(Your assignment)
All of the data must be written out verbatim, with pictures excluded.
[Opening Data records section]
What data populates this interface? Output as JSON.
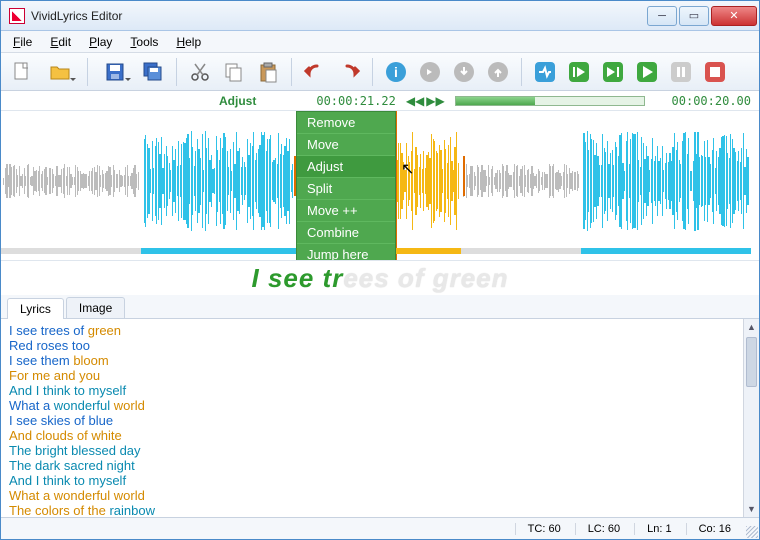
{
  "window": {
    "title": "VividLyrics Editor"
  },
  "menu": {
    "file": "File",
    "edit": "Edit",
    "play": "Play",
    "tools": "Tools",
    "help": "Help"
  },
  "timebar": {
    "mode": "Adjust",
    "now": "00:00:21.22",
    "total": "00:00:20.00"
  },
  "context_menu": {
    "items": [
      "Remove",
      "Move",
      "Adjust",
      "Split",
      "Move ++",
      "Combine",
      "Jump here"
    ],
    "selected_index": 2
  },
  "preview": {
    "sung": "I see tr",
    "unsung": "ees of green"
  },
  "tabs": {
    "lyrics": "Lyrics",
    "image": "Image"
  },
  "lyrics": [
    [
      [
        "blue",
        "I see trees of "
      ],
      [
        "amber",
        "green"
      ]
    ],
    [
      [
        "blue",
        "Red roses too"
      ]
    ],
    [
      [
        "blue",
        "I see them "
      ],
      [
        "amber",
        "bloom"
      ]
    ],
    [
      [
        "amber",
        "For me and you"
      ]
    ],
    [
      [
        "cyan",
        "And I think to myself"
      ]
    ],
    [
      [
        "blue",
        "What a "
      ],
      [
        "cyan",
        "wonderful "
      ],
      [
        "amber",
        "world"
      ]
    ],
    [
      [
        "blue",
        "I see skies of blue"
      ]
    ],
    [
      [
        "amber",
        "And clouds of white"
      ]
    ],
    [
      [
        "cyan",
        "The bright blessed day"
      ]
    ],
    [
      [
        "cyan",
        "The dark sacred night"
      ]
    ],
    [
      [
        "cyan",
        "And I think to myself"
      ]
    ],
    [
      [
        "amber",
        "What a wonderful world"
      ]
    ],
    [
      [
        "amber",
        "The colors of the "
      ],
      [
        "cyan",
        "rainbow"
      ]
    ]
  ],
  "status": {
    "tc": "TC: 60",
    "lc": "LC: 60",
    "ln": "Ln: 1",
    "co": "Co: 16"
  },
  "colors": {
    "green": "#2f8c3d",
    "cyan": "#2fc2e8",
    "amber": "#f5b814",
    "gray": "#bcbcbc"
  }
}
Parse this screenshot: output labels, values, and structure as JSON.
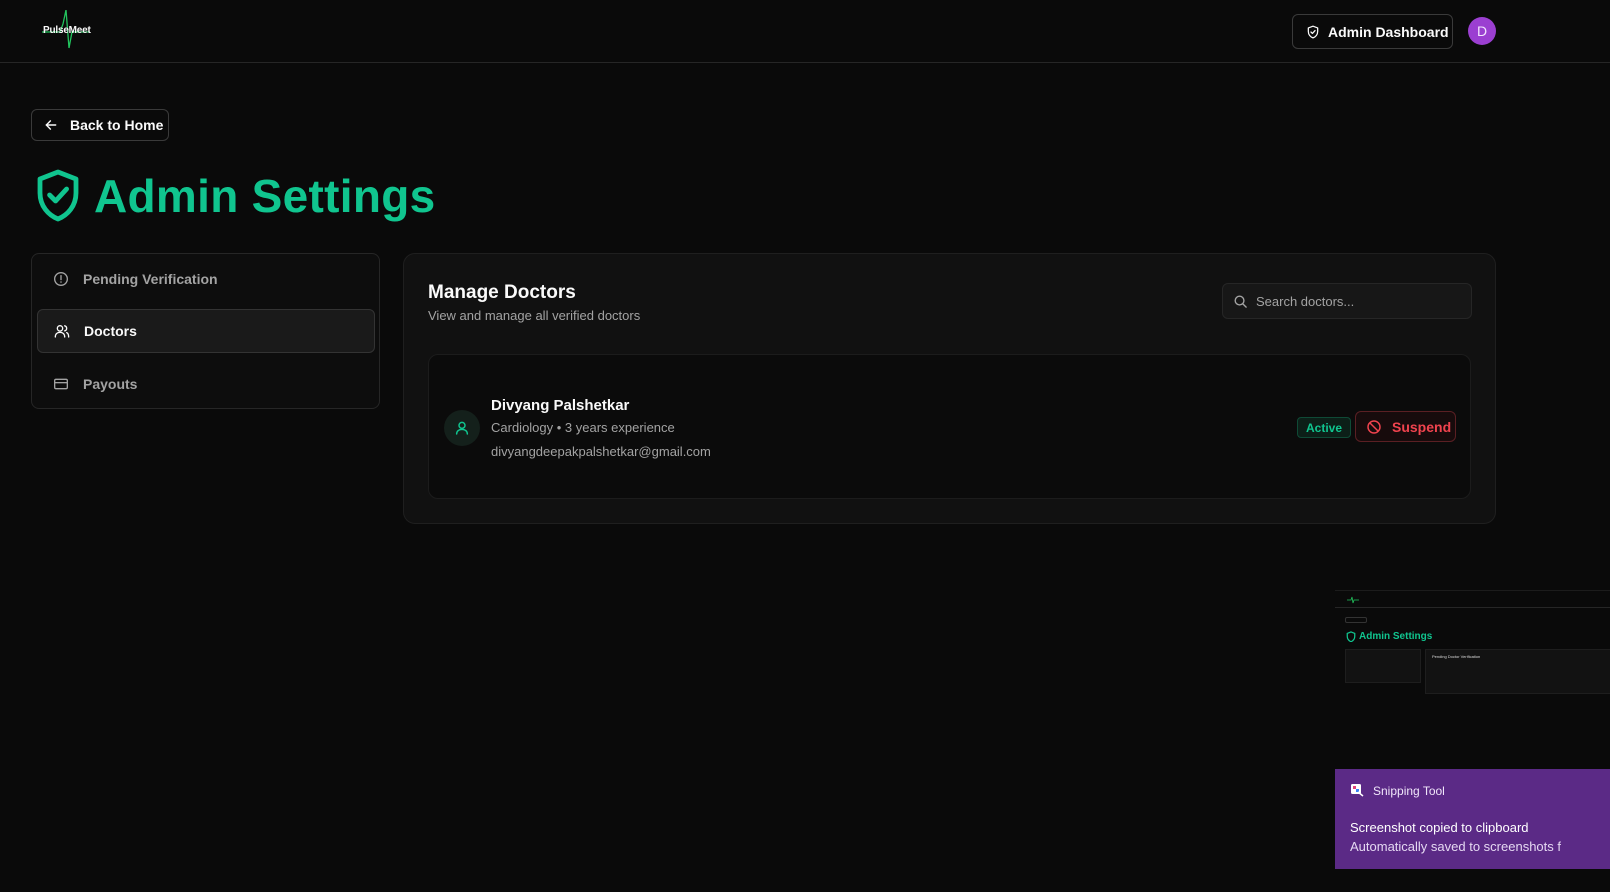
{
  "header": {
    "logo_text": "PulseMeet",
    "admin_dashboard_label": "Admin Dashboard",
    "avatar_initial": "D",
    "avatar_color": "#9b3fd1"
  },
  "back_label": "Back to Home",
  "page_title": "Admin Settings",
  "accent_color": "#10c58f",
  "sidebar": {
    "items": [
      {
        "label": "Pending Verification",
        "icon": "alert-circle-icon",
        "active": false
      },
      {
        "label": "Doctors",
        "icon": "users-icon",
        "active": true
      },
      {
        "label": "Payouts",
        "icon": "credit-card-icon",
        "active": false
      }
    ]
  },
  "main": {
    "title": "Manage Doctors",
    "subtitle": "View and manage all verified doctors",
    "search_placeholder": "Search doctors...",
    "doctors": [
      {
        "name": "Divyang Palshetkar",
        "meta": "Cardiology • 3 years experience",
        "email": "divyangdeepakpalshetkar@gmail.com",
        "status": "Active",
        "action_label": "Suspend"
      }
    ]
  },
  "overlay": {
    "thumbnail_title": "Admin Settings",
    "thumbnail_panel_title": "Pending Doctor Verification",
    "toast_app": "Snipping Tool",
    "toast_message": "Screenshot copied to clipboard",
    "toast_detail": "Automatically saved to screenshots f"
  }
}
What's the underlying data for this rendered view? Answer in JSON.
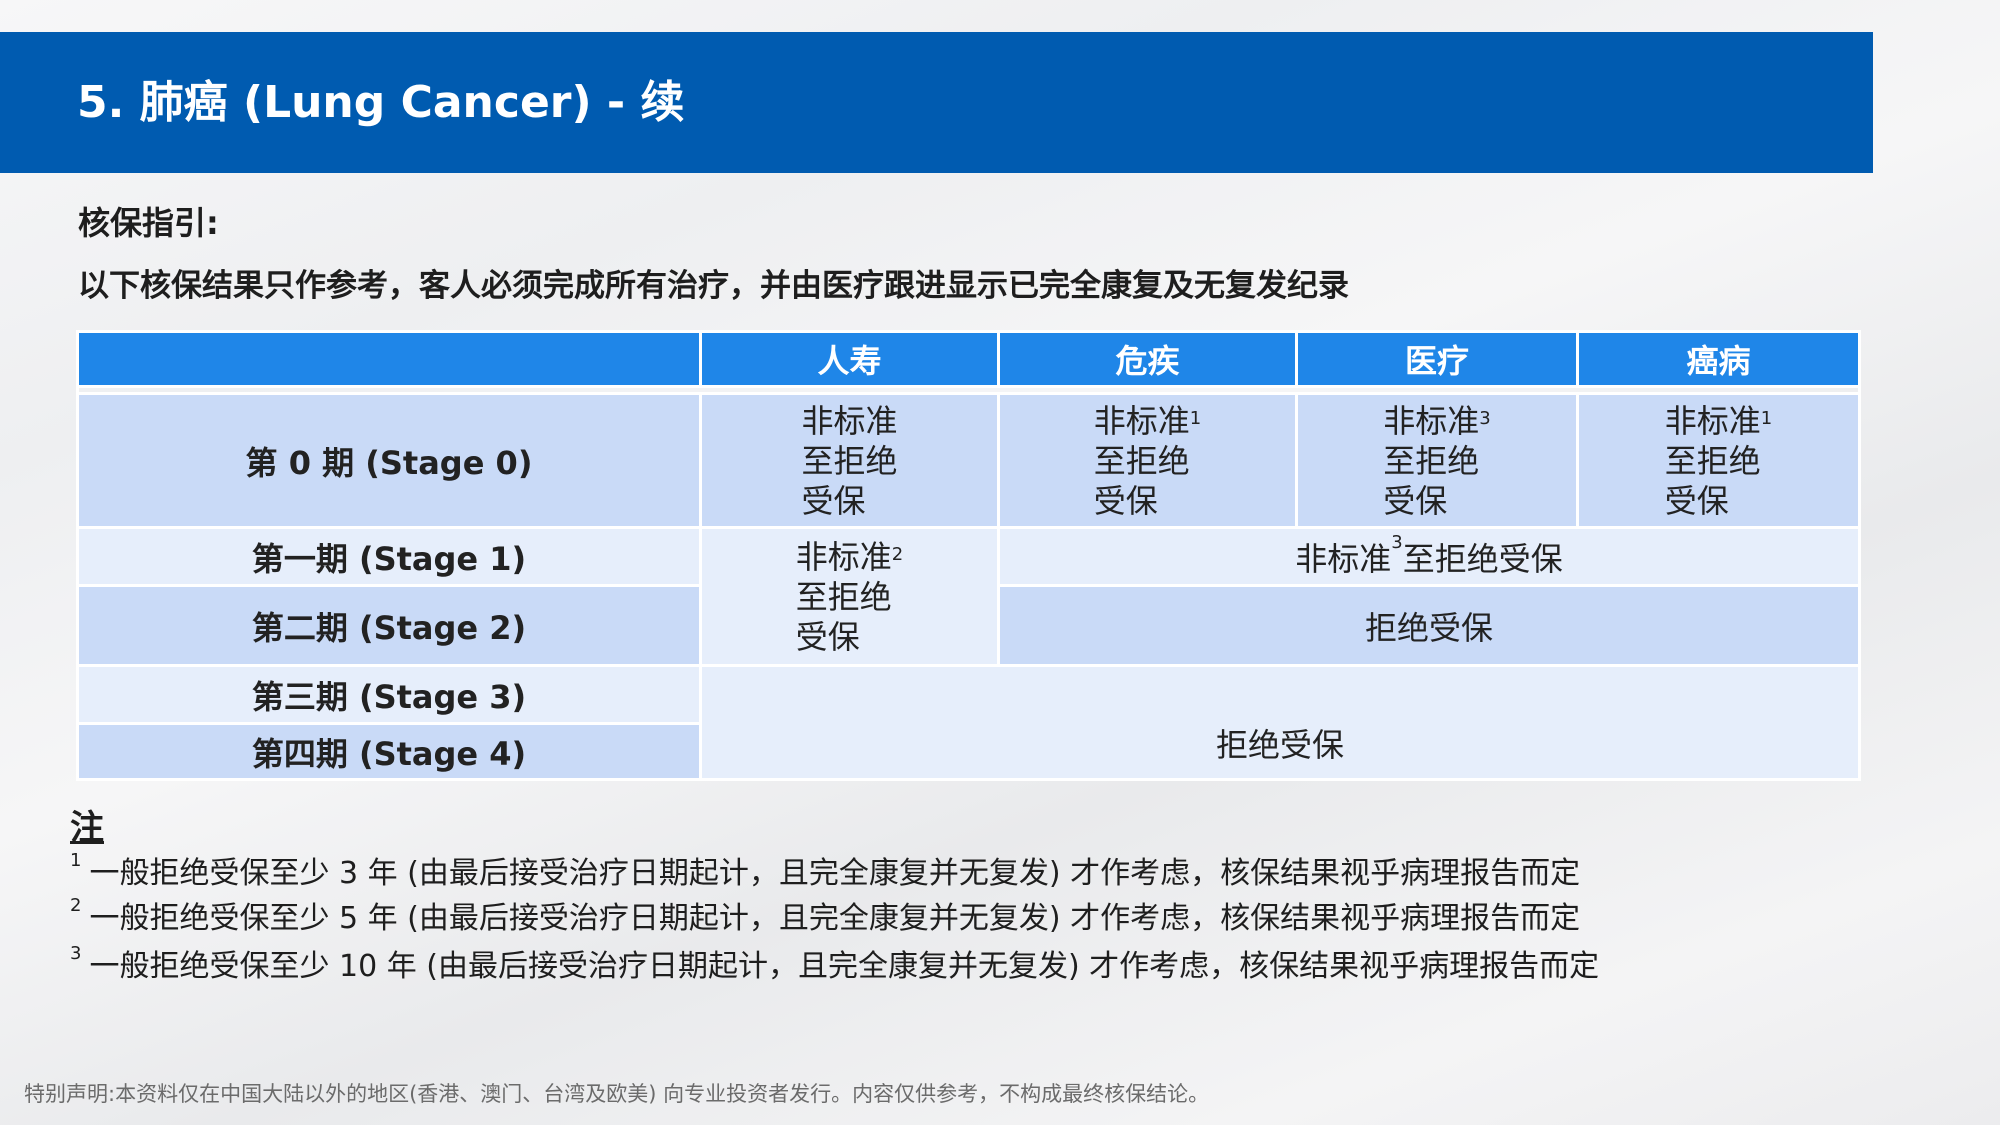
{
  "header": {
    "title": "5. 肺癌 (Lung Cancer)  - 续"
  },
  "guide": {
    "label": "核保指引:",
    "text": "以下核保结果只作参考，客人必须完成所有治疗，并由医疗跟进显示已完全康复及无复发纪录"
  },
  "table": {
    "columns": [
      "",
      "人寿",
      "危疾",
      "医疗",
      "癌病"
    ],
    "stages": [
      "第 0 期 (Stage 0)",
      "第一期 (Stage 1)",
      "第二期 (Stage 2)",
      "第三期 (Stage 3)",
      "第四期 (Stage 4)"
    ],
    "stage0": {
      "life": [
        "非标准",
        "至拒绝",
        "受保"
      ],
      "ci": {
        "word": "非标准",
        "sup": "1",
        "lines": [
          "至拒绝",
          "受保"
        ]
      },
      "medical": {
        "word": "非标准",
        "sup": "3",
        "lines": [
          "至拒绝",
          "受保"
        ]
      },
      "cancer": {
        "word": "非标准",
        "sup": "1",
        "lines": [
          "至拒绝",
          "受保"
        ]
      }
    },
    "stage12_life": {
      "word": "非标准",
      "sup": "2",
      "lines": [
        "至拒绝",
        "受保"
      ]
    },
    "stage1_others": {
      "pre": "非标准",
      "sup": "3",
      "post": "至拒绝受保"
    },
    "stage2_others": "拒绝受保",
    "stage34_all": "拒绝受保"
  },
  "notes": {
    "title": "注",
    "items": [
      {
        "mark": "1",
        "text": "一般拒绝受保至少 3 年 (由最后接受治疗日期起计，且完全康复并无复发) 才作考虑，核保结果视乎病理报告而定"
      },
      {
        "mark": "2",
        "text": "一般拒绝受保至少 5 年 (由最后接受治疗日期起计，且完全康复并无复发) 才作考虑，核保结果视乎病理报告而定"
      },
      {
        "mark": "3",
        "text": "一般拒绝受保至少 10 年 (由最后接受治疗日期起计，且完全康复并无复发) 才作考虑，核保结果视乎病理报告而定"
      }
    ]
  },
  "disclaimer": "特别声明:本资料仅在中国大陆以外的地区(香港、澳门、台湾及欧美) 向专业投资者发行。内容仅供参考，不构成最终核保结论。",
  "colors": {
    "title_bar": "#005bb0",
    "table_header": "#1f86e8",
    "row_dark": "#c9daf7",
    "row_light": "#e6eefb"
  }
}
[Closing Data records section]
(Exercise answer)
What data populates this interface? Output as JSON.
{
  "window": {
    "title": "VividLyrics Editor"
  },
  "menu": {
    "file": "File",
    "edit": "Edit",
    "play": "Play",
    "tools": "Tools",
    "help": "Help"
  },
  "timebar": {
    "mode": "Adjust",
    "now": "00:00:21.22",
    "total": "00:00:20.00"
  },
  "context_menu": {
    "items": [
      "Remove",
      "Move",
      "Adjust",
      "Split",
      "Move ++",
      "Combine",
      "Jump here"
    ],
    "selected_index": 2
  },
  "preview": {
    "sung": "I see tr",
    "unsung": "ees of green"
  },
  "tabs": {
    "lyrics": "Lyrics",
    "image": "Image"
  },
  "lyrics": [
    [
      [
        "blue",
        "I see trees of "
      ],
      [
        "amber",
        "green"
      ]
    ],
    [
      [
        "blue",
        "Red roses too"
      ]
    ],
    [
      [
        "blue",
        "I see them "
      ],
      [
        "amber",
        "bloom"
      ]
    ],
    [
      [
        "amber",
        "For me and you"
      ]
    ],
    [
      [
        "cyan",
        "And I think to myself"
      ]
    ],
    [
      [
        "blue",
        "What a "
      ],
      [
        "cyan",
        "wonderful "
      ],
      [
        "amber",
        "world"
      ]
    ],
    [
      [
        "blue",
        "I see skies of blue"
      ]
    ],
    [
      [
        "amber",
        "And clouds of white"
      ]
    ],
    [
      [
        "cyan",
        "The bright blessed day"
      ]
    ],
    [
      [
        "cyan",
        "The dark sacred night"
      ]
    ],
    [
      [
        "cyan",
        "And I think to myself"
      ]
    ],
    [
      [
        "amber",
        "What a wonderful world"
      ]
    ],
    [
      [
        "amber",
        "The colors of the "
      ],
      [
        "cyan",
        "rainbow"
      ]
    ]
  ],
  "status": {
    "tc": "TC: 60",
    "lc": "LC: 60",
    "ln": "Ln: 1",
    "co": "Co: 16"
  },
  "colors": {
    "green": "#2f8c3d",
    "cyan": "#2fc2e8",
    "amber": "#f5b814",
    "gray": "#bcbcbc"
  }
}
Parse this screenshot: output labels, values, and structure as JSON.
{
  "header": {
    "logo_text": "PulseMeet",
    "admin_dashboard_label": "Admin Dashboard",
    "avatar_initial": "D",
    "avatar_color": "#9b3fd1"
  },
  "back_label": "Back to Home",
  "page_title": "Admin Settings",
  "accent_color": "#10c58f",
  "sidebar": {
    "items": [
      {
        "label": "Pending Verification",
        "icon": "alert-circle-icon",
        "active": false
      },
      {
        "label": "Doctors",
        "icon": "users-icon",
        "active": true
      },
      {
        "label": "Payouts",
        "icon": "credit-card-icon",
        "active": false
      }
    ]
  },
  "main": {
    "title": "Manage Doctors",
    "subtitle": "View and manage all verified doctors",
    "search_placeholder": "Search doctors...",
    "doctors": [
      {
        "name": "Divyang Palshetkar",
        "meta": "Cardiology • 3 years experience",
        "email": "divyangdeepakpalshetkar@gmail.com",
        "status": "Active",
        "action_label": "Suspend"
      }
    ]
  },
  "overlay": {
    "thumbnail_title": "Admin Settings",
    "thumbnail_panel_title": "Pending Doctor Verification",
    "toast_app": "Snipping Tool",
    "toast_message": "Screenshot copied to clipboard",
    "toast_detail": "Automatically saved to screenshots f"
  }
}
What's the underlying data for this rendered view? Answer in JSON.
{
  "header": {
    "title": "5. 肺癌 (Lung Cancer)  - 续"
  },
  "guide": {
    "label": "核保指引:",
    "text": "以下核保结果只作参考，客人必须完成所有治疗，并由医疗跟进显示已完全康复及无复发纪录"
  },
  "table": {
    "columns": [
      "",
      "人寿",
      "危疾",
      "医疗",
      "癌病"
    ],
    "stages": [
      "第 0 期 (Stage 0)",
      "第一期 (Stage 1)",
      "第二期 (Stage 2)",
      "第三期 (Stage 3)",
      "第四期 (Stage 4)"
    ],
    "stage0": {
      "life": [
        "非标准",
        "至拒绝",
        "受保"
      ],
      "ci": {
        "word": "非标准",
        "sup": "1",
        "lines": [
          "至拒绝",
          "受保"
        ]
      },
      "medical": {
        "word": "非标准",
        "sup": "3",
        "lines": [
          "至拒绝",
          "受保"
        ]
      },
      "cancer": {
        "word": "非标准",
        "sup": "1",
        "lines": [
          "至拒绝",
          "受保"
        ]
      }
    },
    "stage12_life": {
      "word": "非标准",
      "sup": "2",
      "lines": [
        "至拒绝",
        "受保"
      ]
    },
    "stage1_others": {
      "pre": "非标准",
      "sup": "3",
      "post": "至拒绝受保"
    },
    "stage2_others": "拒绝受保",
    "stage34_all": "拒绝受保"
  },
  "notes": {
    "title": "注",
    "items": [
      {
        "mark": "1",
        "text": "一般拒绝受保至少 3 年 (由最后接受治疗日期起计，且完全康复并无复发) 才作考虑，核保结果视乎病理报告而定"
      },
      {
        "mark": "2",
        "text": "一般拒绝受保至少 5 年 (由最后接受治疗日期起计，且完全康复并无复发) 才作考虑，核保结果视乎病理报告而定"
      },
      {
        "mark": "3",
        "text": "一般拒绝受保至少 10 年 (由最后接受治疗日期起计，且完全康复并无复发) 才作考虑，核保结果视乎病理报告而定"
      }
    ]
  },
  "disclaimer": "特别声明:本资料仅在中国大陆以外的地区(香港、澳门、台湾及欧美) 向专业投资者发行。内容仅供参考，不构成最终核保结论。",
  "colors": {
    "title_bar": "#005bb0",
    "table_header": "#1f86e8",
    "row_dark": "#c9daf7",
    "row_light": "#e6eefb"
  }
}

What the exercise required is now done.